WHAT TO WORK ON: Which lines of the listing below contain the word "title"? Copy each of them.

--

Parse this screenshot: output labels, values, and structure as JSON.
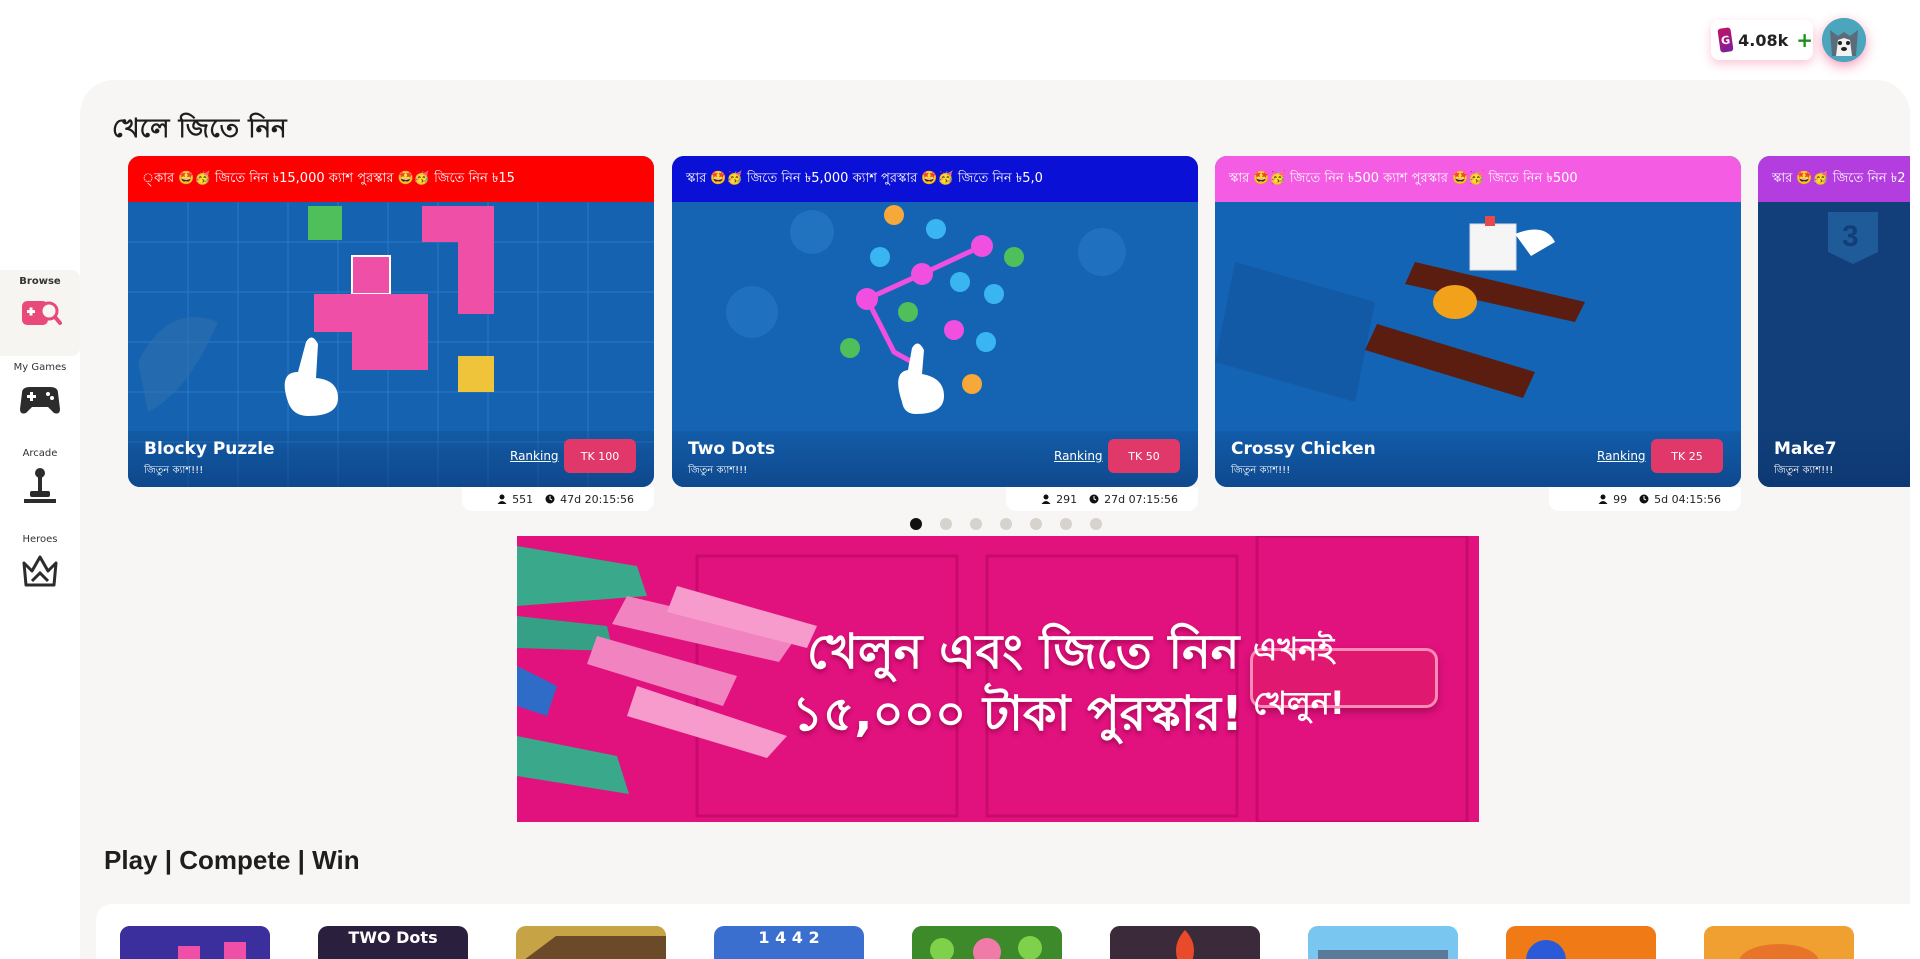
{
  "header": {
    "coin_letter": "G",
    "coin_value": "4.08k",
    "coin_plus": "+"
  },
  "sidebar": {
    "items": [
      {
        "label": "Browse",
        "icon": "gamepad-search-icon"
      },
      {
        "label": "My Games",
        "icon": "gamepad-icon"
      },
      {
        "label": "Arcade",
        "icon": "joystick-icon"
      },
      {
        "label": "Heroes",
        "icon": "crown-icon"
      }
    ]
  },
  "tournaments": {
    "title": "খেলে জিতে নিন",
    "cards": [
      {
        "ticker": "্কার 🤩🥳 জিতে নিন ৳15,000 ক্যাশ পুরস্কার 🤩🥳 জিতে নিন ৳15",
        "ticker_color": "#ff0000",
        "name": "Blocky Puzzle",
        "sub": "জিতুন ক্যাশ!!!",
        "ranking": "Ranking",
        "prize": "TK 100",
        "players": "551",
        "time": "47d 20:15:56"
      },
      {
        "ticker": "স্কার 🤩🥳 জিতে নিন ৳5,000 ক্যাশ পুরস্কার 🤩🥳 জিতে নিন ৳5,0",
        "ticker_color": "#0a10d6",
        "name": "Two Dots",
        "sub": "জিতুন ক্যাশ!!!",
        "ranking": "Ranking",
        "prize": "TK 50",
        "players": "291",
        "time": "27d 07:15:56"
      },
      {
        "ticker": "স্কার 🤩🥳 জিতে নিন ৳500 ক্যাশ পুরস্কার 🤩🥳 জিতে নিন ৳500",
        "ticker_color": "#f45ce3",
        "name": "Crossy Chicken",
        "sub": "জিতুন ক্যাশ!!!",
        "ranking": "Ranking",
        "prize": "TK 25",
        "players": "99",
        "time": "5d 04:15:56"
      },
      {
        "ticker": "স্কার 🤩🥳 জিতে নিন ৳2",
        "ticker_color": "#b43de0",
        "name": "Make7",
        "sub": "জিতুন ক্যাশ!!!"
      }
    ],
    "active_dot": 0,
    "dot_count": 7
  },
  "banner": {
    "line1": "খেলুন এবং জিতে নিন",
    "line2": "১৫,০০০ টাকা পুরস্কার!",
    "button": "এখনই খেলুন!"
  },
  "games_section": {
    "title": "Play | Compete | Win",
    "thumbs": [
      {
        "label": "",
        "color": "#3b2f9e"
      },
      {
        "label": "TWO Dots",
        "color": "#2a1f3d"
      },
      {
        "label": "",
        "color": "#c6a446"
      },
      {
        "label": "1 4 4 2",
        "color": "#3a6fd0"
      },
      {
        "label": "",
        "color": "#3d8a2a"
      },
      {
        "label": "",
        "color": "#3b2a3a"
      },
      {
        "label": "",
        "color": "#79c6f0"
      },
      {
        "label": "",
        "color": "#f07b16"
      },
      {
        "label": "",
        "color": "#f0a030"
      }
    ]
  }
}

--

RESULT FOR THIS TASK:
    "title": "খেলে জিতে নিন",
    "title": "Play | Compete | Win",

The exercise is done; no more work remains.